Reproduce each record below exactly as written.
......
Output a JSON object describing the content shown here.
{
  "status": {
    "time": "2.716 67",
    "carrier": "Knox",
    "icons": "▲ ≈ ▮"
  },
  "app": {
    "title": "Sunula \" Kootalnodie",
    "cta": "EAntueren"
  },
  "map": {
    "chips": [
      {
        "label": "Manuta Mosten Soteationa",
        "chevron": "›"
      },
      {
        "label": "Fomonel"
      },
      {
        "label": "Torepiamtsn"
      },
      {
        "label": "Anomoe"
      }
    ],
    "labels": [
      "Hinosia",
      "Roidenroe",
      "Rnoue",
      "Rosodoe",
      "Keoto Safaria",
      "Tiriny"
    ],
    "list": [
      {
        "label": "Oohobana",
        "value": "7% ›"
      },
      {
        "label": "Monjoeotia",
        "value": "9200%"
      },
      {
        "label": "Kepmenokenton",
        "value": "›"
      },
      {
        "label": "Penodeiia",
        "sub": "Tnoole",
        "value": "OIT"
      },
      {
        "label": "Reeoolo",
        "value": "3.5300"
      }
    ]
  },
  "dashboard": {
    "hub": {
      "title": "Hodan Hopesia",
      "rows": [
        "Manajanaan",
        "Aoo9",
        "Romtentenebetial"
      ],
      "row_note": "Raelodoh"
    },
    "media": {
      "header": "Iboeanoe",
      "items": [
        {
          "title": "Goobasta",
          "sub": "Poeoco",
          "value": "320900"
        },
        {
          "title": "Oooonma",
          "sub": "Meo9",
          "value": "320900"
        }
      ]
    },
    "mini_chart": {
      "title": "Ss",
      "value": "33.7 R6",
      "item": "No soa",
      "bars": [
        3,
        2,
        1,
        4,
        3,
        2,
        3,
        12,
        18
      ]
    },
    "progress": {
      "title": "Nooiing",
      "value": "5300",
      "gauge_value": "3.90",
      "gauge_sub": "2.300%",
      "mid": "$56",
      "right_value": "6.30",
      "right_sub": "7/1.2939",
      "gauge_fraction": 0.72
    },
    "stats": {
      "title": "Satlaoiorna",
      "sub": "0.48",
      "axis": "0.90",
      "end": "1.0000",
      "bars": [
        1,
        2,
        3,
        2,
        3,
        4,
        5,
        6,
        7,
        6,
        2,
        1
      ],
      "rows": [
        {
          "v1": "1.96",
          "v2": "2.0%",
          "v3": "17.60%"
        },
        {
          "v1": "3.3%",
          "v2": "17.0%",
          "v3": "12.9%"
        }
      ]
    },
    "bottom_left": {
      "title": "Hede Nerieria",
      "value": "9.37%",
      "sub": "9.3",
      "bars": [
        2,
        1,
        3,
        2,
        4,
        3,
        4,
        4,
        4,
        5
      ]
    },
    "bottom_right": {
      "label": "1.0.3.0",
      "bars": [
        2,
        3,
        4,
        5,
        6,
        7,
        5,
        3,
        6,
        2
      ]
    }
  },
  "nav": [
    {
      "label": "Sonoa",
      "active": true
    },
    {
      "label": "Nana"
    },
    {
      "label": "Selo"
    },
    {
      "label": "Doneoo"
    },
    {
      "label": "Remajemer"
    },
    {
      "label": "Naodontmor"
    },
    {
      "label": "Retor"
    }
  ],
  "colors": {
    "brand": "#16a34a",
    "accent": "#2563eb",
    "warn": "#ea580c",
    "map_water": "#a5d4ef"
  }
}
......
# Output
Output a JSON object describing the content shown here.
{
  "status": {
    "time": "2.716 67",
    "carrier": "Knox",
    "icons": "▲ ≈ ▮"
  },
  "app": {
    "title": "Sunula \" Kootalnodie",
    "cta": "EAntueren"
  },
  "map": {
    "chips": [
      {
        "label": "Manuta Mosten Soteationa",
        "chevron": "›"
      },
      {
        "label": "Fomonel"
      },
      {
        "label": "Torepiamtsn"
      },
      {
        "label": "Anomoe"
      }
    ],
    "labels": [
      "Hinosia",
      "Roidenroe",
      "Rnoue",
      "Rosodoe",
      "Keoto Safaria",
      "Tiriny"
    ],
    "list": [
      {
        "label": "Oohobana",
        "value": "7% ›"
      },
      {
        "label": "Monjoeotia",
        "value": "9200%"
      },
      {
        "label": "Kepmenokenton",
        "value": "›"
      },
      {
        "label": "Penodeiia",
        "sub": "Tnoole",
        "value": "OIT"
      },
      {
        "label": "Reeoolo",
        "value": "3.5300"
      }
    ]
  },
  "dashboard": {
    "hub": {
      "title": "Hodan Hopesia",
      "rows": [
        "Manajanaan",
        "Aoo9",
        "Romtentenebetial"
      ],
      "row_note": "Raelodoh"
    },
    "media": {
      "header": "Iboeanoe",
      "items": [
        {
          "title": "Goobasta",
          "sub": "Poeoco",
          "value": "320900"
        },
        {
          "title": "Oooonma",
          "sub": "Meo9",
          "value": "320900"
        }
      ]
    },
    "mini_chart": {
      "title": "Ss",
      "value": "33.7 R6",
      "item": "No soa",
      "bars": [
        3,
        2,
        1,
        4,
        3,
        2,
        3,
        12,
        18
      ]
    },
    "progress": {
      "title": "Nooiing",
      "value": "5300",
      "gauge_value": "3.90",
      "gauge_sub": "2.300%",
      "mid": "$56",
      "right_value": "6.30",
      "right_sub": "7/1.2939",
      "gauge_fraction": 0.72
    },
    "stats": {
      "title": "Satlaoiorna",
      "sub": "0.48",
      "axis": "0.90",
      "end": "1.0000",
      "bars": [
        1,
        2,
        3,
        2,
        3,
        4,
        5,
        6,
        7,
        6,
        2,
        1
      ],
      "rows": [
        {
          "v1": "1.96",
          "v2": "2.0%",
          "v3": "17.60%"
        },
        {
          "v1": "3.3%",
          "v2": "17.0%",
          "v3": "12.9%"
        }
      ]
    },
    "bottom_left": {
      "title": "Hede Nerieria",
      "value": "9.37%",
      "sub": "9.3",
      "bars": [
        2,
        1,
        3,
        2,
        4,
        3,
        4,
        4,
        4,
        5
      ]
    },
    "bottom_right": {
      "label": "1.0.3.0",
      "bars": [
        2,
        3,
        4,
        5,
        6,
        7,
        5,
        3,
        6,
        2
      ]
    }
  },
  "nav": [
    {
      "label": "Sonoa",
      "active": true
    },
    {
      "label": "Nana"
    },
    {
      "label": "Selo"
    },
    {
      "label": "Doneoo"
    },
    {
      "label": "Remajemer"
    },
    {
      "label": "Naodontmor"
    },
    {
      "label": "Retor"
    }
  ],
  "colors": {
    "brand": "#16a34a",
    "accent": "#2563eb",
    "warn": "#ea580c",
    "map_water": "#a5d4ef"
  }
}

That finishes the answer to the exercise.